***** STUDY MATERIAL

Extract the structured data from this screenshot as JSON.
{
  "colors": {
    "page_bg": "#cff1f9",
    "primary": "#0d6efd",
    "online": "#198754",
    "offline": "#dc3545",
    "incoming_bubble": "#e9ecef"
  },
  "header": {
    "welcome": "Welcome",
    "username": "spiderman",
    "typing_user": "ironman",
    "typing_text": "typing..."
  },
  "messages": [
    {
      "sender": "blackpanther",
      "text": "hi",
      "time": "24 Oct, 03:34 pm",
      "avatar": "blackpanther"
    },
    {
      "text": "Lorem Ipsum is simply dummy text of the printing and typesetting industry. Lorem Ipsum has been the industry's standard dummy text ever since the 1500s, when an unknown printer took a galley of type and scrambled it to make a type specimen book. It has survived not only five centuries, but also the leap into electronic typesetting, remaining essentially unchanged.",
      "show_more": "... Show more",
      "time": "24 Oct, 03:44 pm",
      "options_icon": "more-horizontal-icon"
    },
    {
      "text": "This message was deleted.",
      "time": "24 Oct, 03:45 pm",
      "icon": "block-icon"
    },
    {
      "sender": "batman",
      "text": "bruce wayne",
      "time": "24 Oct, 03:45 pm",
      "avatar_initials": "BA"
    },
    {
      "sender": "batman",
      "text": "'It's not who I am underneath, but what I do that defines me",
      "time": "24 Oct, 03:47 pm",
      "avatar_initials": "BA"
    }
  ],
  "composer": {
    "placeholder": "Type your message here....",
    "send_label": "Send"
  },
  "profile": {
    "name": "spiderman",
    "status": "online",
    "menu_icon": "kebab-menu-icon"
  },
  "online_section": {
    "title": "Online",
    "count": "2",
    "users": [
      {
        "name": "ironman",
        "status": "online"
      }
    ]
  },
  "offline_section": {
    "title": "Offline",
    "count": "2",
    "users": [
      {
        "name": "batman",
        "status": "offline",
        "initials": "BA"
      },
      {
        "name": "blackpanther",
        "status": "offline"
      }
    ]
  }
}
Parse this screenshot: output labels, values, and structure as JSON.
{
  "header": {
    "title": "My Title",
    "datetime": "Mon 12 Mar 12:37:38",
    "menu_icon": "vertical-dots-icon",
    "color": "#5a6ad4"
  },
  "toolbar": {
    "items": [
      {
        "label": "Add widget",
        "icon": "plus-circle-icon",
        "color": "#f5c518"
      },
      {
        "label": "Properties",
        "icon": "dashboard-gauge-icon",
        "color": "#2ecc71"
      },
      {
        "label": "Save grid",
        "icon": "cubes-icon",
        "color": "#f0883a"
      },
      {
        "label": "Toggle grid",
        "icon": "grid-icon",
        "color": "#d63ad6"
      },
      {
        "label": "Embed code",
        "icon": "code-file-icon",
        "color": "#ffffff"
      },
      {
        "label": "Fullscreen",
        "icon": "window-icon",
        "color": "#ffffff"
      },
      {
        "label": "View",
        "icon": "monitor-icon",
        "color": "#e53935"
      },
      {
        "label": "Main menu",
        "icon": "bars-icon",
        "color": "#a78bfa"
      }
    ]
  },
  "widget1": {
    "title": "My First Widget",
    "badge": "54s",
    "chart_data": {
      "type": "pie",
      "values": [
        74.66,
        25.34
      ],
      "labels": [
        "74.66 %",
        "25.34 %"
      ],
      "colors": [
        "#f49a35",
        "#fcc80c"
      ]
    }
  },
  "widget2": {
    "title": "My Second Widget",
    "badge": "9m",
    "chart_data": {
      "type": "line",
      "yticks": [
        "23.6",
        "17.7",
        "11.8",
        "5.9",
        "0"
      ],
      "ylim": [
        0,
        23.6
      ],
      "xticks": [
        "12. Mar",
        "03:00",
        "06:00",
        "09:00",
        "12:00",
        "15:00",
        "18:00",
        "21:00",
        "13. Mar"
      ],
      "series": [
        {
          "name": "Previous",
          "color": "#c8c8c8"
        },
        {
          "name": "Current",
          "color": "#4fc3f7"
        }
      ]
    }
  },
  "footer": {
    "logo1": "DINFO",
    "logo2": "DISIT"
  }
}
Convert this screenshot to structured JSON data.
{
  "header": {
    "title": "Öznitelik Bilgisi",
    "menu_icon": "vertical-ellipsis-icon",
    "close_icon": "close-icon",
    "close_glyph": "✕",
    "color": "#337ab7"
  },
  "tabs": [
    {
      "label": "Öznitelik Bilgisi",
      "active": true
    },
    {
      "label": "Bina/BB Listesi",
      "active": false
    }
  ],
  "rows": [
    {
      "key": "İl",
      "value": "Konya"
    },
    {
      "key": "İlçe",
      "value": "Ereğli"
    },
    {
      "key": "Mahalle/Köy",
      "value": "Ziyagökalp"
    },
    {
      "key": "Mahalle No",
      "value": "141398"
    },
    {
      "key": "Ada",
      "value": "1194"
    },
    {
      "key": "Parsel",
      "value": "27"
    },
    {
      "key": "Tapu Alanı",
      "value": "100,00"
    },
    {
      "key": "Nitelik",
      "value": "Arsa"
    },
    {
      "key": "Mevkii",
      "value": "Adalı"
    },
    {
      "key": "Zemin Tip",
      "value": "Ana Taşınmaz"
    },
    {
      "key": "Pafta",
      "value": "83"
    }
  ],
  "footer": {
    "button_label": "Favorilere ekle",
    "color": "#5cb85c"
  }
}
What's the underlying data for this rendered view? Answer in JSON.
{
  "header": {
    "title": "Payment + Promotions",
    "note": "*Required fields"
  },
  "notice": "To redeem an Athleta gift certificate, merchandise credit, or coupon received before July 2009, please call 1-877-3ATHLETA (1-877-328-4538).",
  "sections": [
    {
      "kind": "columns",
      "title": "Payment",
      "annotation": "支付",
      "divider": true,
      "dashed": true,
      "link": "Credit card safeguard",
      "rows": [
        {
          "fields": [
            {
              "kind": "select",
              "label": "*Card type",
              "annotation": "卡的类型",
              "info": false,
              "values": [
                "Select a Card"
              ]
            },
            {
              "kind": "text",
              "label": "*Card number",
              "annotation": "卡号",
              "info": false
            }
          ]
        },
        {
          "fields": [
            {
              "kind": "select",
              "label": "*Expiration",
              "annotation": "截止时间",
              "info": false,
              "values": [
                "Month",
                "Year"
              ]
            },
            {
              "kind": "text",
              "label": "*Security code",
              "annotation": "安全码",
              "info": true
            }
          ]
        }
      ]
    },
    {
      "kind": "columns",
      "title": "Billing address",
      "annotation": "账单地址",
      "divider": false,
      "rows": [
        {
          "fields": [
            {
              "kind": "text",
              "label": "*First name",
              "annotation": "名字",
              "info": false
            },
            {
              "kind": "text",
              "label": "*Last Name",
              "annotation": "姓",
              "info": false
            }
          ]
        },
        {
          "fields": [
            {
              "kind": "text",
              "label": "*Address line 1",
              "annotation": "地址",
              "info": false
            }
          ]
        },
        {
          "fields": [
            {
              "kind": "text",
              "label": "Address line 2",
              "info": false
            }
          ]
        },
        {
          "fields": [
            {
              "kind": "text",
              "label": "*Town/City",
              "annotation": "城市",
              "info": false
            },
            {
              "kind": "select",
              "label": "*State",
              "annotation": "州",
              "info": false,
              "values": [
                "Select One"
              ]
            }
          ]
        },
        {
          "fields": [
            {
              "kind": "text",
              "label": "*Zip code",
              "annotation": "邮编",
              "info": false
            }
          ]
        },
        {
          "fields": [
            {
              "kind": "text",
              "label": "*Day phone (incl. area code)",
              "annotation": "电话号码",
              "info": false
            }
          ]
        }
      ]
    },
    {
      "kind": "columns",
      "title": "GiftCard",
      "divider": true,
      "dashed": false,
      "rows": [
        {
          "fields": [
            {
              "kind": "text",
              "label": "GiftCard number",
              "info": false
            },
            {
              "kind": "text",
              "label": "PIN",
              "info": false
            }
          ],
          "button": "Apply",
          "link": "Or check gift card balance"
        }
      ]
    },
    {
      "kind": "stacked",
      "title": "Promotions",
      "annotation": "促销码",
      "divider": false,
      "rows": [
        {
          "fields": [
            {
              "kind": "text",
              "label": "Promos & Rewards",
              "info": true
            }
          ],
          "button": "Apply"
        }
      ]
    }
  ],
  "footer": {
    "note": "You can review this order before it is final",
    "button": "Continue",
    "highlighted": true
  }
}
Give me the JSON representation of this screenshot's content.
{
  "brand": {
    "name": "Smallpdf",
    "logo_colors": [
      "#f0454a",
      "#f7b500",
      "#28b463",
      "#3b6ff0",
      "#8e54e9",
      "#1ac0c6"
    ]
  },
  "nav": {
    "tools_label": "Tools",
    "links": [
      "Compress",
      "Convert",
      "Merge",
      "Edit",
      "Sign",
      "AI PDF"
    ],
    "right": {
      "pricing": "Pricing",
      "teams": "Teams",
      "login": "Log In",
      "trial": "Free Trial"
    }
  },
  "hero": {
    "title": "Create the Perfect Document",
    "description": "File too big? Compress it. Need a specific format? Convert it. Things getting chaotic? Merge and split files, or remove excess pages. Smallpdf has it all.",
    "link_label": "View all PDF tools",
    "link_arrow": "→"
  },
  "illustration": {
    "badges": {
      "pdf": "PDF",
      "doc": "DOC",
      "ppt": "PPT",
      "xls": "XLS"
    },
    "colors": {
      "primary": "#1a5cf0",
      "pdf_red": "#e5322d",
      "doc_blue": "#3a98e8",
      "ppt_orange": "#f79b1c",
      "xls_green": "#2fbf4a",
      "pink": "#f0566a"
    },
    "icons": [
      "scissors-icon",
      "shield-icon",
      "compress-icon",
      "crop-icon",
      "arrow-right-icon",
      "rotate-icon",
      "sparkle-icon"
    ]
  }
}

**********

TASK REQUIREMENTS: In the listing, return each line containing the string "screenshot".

YOUR SOLUTION:
Extract the structured data from this screenshot as JSON.
Parse this screenshot: output labels, values, and structure as JSON.
Convert this screenshot to structured JSON data.
Give me the JSON representation of this screenshot's content.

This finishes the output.